• _Excerpts from a dataset_:
-- Opening Marker --

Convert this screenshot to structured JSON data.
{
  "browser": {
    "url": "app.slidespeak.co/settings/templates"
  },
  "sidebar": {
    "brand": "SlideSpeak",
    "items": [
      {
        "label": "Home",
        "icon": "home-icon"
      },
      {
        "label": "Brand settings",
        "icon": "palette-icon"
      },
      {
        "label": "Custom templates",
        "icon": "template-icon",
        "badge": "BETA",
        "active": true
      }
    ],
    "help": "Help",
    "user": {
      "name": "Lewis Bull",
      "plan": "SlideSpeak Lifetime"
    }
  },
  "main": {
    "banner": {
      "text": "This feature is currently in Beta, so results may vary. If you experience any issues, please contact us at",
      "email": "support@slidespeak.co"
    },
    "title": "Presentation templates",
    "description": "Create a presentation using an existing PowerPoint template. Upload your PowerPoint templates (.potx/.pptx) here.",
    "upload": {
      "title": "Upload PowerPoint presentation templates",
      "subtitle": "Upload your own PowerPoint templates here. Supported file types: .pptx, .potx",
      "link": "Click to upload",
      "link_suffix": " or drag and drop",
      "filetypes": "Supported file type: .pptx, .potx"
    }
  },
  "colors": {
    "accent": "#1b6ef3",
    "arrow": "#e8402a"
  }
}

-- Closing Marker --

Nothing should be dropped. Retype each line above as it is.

Convert this screenshot to structured JSON data.
{
  "browser": {
    "url": "app.slidespeak.co/settings/templates"
  },
  "sidebar": {
    "brand": "SlideSpeak",
    "items": [
      {
        "label": "Home",
        "icon": "home-icon"
      },
      {
        "label": "Brand settings",
        "icon": "palette-icon"
      },
      {
        "label": "Custom templates",
        "icon": "template-icon",
        "badge": "BETA",
        "active": true
      }
    ],
    "help": "Help",
    "user": {
      "name": "Lewis Bull",
      "plan": "SlideSpeak Lifetime"
    }
  },
  "main": {
    "banner": {
      "text": "This feature is currently in Beta, so results may vary. If you experience any issues, please contact us at",
      "email": "support@slidespeak.co"
    },
    "title": "Presentation templates",
    "description": "Create a presentation using an existing PowerPoint template. Upload your PowerPoint templates (.potx/.pptx) here.",
    "upload": {
      "title": "Upload PowerPoint presentation templates",
      "subtitle": "Upload your own PowerPoint templates here. Supported file types: .pptx, .potx",
      "link": "Click to upload",
      "link_suffix": " or drag and drop",
      "filetypes": "Supported file type: .pptx, .potx"
    }
  },
  "colors": {
    "accent": "#1b6ef3",
    "arrow": "#e8402a"
  }
}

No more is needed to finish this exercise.